Material and methods. Retrospective cross-sectional study. Antibiotic consumption was expressed in defined daily doses (DDD) per 1000 inhabitants per day (DHD). The antimicrobial resistance was expressed in percentages. Trend analysis was performed testing Spearman and Pearson correlation coefficients.

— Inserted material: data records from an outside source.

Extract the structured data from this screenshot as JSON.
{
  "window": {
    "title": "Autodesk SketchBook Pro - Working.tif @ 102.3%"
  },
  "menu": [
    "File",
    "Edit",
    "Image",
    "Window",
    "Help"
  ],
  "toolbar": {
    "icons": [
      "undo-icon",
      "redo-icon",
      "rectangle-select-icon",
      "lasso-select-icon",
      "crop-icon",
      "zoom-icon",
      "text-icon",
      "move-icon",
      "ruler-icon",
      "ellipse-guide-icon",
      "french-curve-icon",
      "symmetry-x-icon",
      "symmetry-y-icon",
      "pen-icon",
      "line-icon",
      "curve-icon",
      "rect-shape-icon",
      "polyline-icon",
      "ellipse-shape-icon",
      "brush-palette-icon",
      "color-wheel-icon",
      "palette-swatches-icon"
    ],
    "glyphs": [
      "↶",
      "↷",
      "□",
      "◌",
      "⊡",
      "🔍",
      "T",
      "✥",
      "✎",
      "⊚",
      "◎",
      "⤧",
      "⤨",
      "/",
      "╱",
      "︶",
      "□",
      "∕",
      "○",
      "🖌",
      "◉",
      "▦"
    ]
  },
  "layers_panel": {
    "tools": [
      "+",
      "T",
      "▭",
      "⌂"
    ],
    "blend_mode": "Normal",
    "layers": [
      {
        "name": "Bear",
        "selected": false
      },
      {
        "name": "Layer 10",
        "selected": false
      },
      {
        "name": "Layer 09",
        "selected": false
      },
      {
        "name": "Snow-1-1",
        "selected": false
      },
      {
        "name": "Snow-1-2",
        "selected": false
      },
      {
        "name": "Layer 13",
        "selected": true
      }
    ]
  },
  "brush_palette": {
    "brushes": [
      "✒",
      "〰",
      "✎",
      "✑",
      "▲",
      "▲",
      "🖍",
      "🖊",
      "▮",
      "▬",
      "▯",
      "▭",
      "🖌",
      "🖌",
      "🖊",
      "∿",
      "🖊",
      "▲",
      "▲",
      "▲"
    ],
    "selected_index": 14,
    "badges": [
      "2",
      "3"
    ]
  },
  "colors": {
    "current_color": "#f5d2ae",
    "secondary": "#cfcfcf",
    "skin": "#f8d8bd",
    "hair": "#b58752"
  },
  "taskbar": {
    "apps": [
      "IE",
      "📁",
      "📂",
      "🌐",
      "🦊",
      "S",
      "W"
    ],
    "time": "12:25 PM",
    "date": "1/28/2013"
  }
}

Results. The average antibiotic prescribing was 14.17 DHD, the coefficient and low ratio was 38.93% and 17.94. Penicillins was the most prescribed group (73%). Rural localization, lack of training MIR, distance to hospital and percentage of patients >65 years; showed significant association with increased antibiotic prescribing. Resistance of E. coli to cotrimoxazole and resistance of H. influenzae to amoxicillin decreased both by 8%. Resistance of S. pyogenes to erythromycin decreased by 5%. Resistances of S. pneumoniae to penicillin and E.coli to cephalosporins were both increased by 12%. Correlation between antibiotic prescription and resistances did not show singnificative results.
Conclusions. Prescribing of antibiotics decreased by 3.2% during the period. The use of broad-spectrum antibiotics was increased. Geographic wide variation in antibiotic prescribing was detected, also between physicians. There were not obtained conclusive data from the correlation between antibiotic prescribing and antimicrobial resistance.

Rev Esp Quimioter 2014:27(1):28-35 [pdf]